* **About this task**: For the records below, count the lines containing the word "Zeile" and reply with the number alone.

++++++

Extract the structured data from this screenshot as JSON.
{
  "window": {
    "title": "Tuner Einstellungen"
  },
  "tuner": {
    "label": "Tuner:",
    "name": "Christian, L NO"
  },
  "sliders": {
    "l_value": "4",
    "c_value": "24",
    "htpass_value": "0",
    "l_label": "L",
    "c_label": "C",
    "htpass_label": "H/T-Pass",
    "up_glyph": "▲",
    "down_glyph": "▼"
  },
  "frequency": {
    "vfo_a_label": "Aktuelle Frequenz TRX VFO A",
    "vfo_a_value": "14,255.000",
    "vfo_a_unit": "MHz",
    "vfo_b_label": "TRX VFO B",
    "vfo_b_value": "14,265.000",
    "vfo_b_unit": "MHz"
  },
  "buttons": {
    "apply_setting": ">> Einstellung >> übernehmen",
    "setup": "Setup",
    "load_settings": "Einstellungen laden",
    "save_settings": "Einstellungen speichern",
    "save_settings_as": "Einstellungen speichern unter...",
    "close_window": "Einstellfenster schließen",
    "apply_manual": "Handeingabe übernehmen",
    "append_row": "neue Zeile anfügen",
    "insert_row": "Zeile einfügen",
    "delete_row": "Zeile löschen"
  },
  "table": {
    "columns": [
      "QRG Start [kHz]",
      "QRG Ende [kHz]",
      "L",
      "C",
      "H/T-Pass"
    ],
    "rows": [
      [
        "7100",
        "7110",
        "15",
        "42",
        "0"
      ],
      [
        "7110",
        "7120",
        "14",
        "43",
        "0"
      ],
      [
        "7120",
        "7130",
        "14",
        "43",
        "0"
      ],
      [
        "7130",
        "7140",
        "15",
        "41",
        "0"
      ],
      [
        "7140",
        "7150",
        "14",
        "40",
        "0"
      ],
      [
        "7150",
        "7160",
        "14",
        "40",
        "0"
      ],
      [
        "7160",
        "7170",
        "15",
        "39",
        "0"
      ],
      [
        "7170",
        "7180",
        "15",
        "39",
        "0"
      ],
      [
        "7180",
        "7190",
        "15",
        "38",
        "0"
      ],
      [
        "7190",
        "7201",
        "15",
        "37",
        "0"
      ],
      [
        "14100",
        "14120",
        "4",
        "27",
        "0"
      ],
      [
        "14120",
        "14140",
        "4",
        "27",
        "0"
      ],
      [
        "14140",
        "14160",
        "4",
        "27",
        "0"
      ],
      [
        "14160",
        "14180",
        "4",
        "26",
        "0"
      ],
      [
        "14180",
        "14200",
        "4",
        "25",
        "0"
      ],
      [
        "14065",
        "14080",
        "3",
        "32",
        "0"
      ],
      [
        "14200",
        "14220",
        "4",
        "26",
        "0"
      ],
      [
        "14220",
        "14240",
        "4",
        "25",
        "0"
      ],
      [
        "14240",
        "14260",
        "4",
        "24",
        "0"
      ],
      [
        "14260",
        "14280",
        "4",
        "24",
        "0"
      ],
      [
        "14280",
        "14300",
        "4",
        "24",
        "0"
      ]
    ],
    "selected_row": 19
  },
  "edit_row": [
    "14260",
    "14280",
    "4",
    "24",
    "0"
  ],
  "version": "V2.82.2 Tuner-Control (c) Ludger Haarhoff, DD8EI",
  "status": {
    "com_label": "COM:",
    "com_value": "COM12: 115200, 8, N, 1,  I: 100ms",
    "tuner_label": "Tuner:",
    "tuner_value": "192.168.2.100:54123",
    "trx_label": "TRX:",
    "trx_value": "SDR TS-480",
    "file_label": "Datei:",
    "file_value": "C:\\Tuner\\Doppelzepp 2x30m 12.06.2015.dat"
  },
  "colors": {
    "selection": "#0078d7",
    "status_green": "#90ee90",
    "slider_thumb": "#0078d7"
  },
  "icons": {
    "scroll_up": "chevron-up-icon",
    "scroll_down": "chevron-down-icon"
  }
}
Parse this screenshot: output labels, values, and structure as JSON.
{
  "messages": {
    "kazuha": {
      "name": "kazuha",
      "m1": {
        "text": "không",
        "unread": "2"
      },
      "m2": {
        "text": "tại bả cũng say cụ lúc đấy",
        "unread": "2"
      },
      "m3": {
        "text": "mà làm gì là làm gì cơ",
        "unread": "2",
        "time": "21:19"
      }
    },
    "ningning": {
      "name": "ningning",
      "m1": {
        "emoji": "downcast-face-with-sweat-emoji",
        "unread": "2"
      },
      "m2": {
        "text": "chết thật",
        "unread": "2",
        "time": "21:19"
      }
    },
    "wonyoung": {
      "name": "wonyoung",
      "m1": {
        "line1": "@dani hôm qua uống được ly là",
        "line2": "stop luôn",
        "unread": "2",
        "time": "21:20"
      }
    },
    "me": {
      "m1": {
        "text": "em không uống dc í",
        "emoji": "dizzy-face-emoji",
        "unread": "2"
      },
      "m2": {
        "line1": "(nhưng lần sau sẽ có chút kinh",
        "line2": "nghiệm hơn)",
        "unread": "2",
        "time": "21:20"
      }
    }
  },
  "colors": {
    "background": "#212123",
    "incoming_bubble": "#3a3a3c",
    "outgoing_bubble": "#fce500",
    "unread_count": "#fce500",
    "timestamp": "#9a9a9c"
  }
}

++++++

* **Problem solution**: 3